[Element data from apps and pages]
# # # #

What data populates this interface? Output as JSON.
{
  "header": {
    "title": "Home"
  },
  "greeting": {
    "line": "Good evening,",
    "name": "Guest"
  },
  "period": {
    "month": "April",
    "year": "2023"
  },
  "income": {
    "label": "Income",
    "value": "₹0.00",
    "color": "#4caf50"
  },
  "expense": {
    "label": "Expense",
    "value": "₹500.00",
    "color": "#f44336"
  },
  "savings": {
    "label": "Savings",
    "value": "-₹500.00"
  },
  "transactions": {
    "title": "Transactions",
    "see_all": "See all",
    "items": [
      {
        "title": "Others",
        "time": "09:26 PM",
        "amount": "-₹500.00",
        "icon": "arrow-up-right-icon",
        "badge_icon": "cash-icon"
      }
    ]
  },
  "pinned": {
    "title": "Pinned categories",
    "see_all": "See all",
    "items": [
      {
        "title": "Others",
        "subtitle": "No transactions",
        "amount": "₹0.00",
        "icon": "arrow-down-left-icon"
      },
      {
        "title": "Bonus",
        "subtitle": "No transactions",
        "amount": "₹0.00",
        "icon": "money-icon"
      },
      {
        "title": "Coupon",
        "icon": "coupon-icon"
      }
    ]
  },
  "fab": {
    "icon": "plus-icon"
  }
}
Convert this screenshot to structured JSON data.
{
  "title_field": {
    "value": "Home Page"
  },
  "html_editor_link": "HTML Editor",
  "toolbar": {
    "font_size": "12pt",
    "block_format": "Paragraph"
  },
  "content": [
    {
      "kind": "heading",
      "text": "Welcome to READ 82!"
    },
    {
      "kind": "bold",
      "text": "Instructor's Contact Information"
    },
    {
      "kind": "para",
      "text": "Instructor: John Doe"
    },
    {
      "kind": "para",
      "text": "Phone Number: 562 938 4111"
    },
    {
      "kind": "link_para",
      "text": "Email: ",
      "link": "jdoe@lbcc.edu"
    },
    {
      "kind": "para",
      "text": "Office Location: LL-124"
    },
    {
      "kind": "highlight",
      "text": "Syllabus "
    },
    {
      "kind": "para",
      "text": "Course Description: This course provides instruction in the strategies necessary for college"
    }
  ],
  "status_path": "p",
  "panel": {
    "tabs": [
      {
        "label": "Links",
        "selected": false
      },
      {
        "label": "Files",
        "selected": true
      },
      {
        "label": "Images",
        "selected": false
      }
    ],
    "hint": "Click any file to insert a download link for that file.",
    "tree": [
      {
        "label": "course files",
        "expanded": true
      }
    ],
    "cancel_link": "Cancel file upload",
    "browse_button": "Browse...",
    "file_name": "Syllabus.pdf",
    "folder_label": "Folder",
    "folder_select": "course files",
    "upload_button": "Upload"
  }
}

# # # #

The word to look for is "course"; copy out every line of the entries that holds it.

Task result:
      "text": "Course Description: This course provides instruction in the strategies necessary for college"
        "label": "course files",
    "folder_select": "course files",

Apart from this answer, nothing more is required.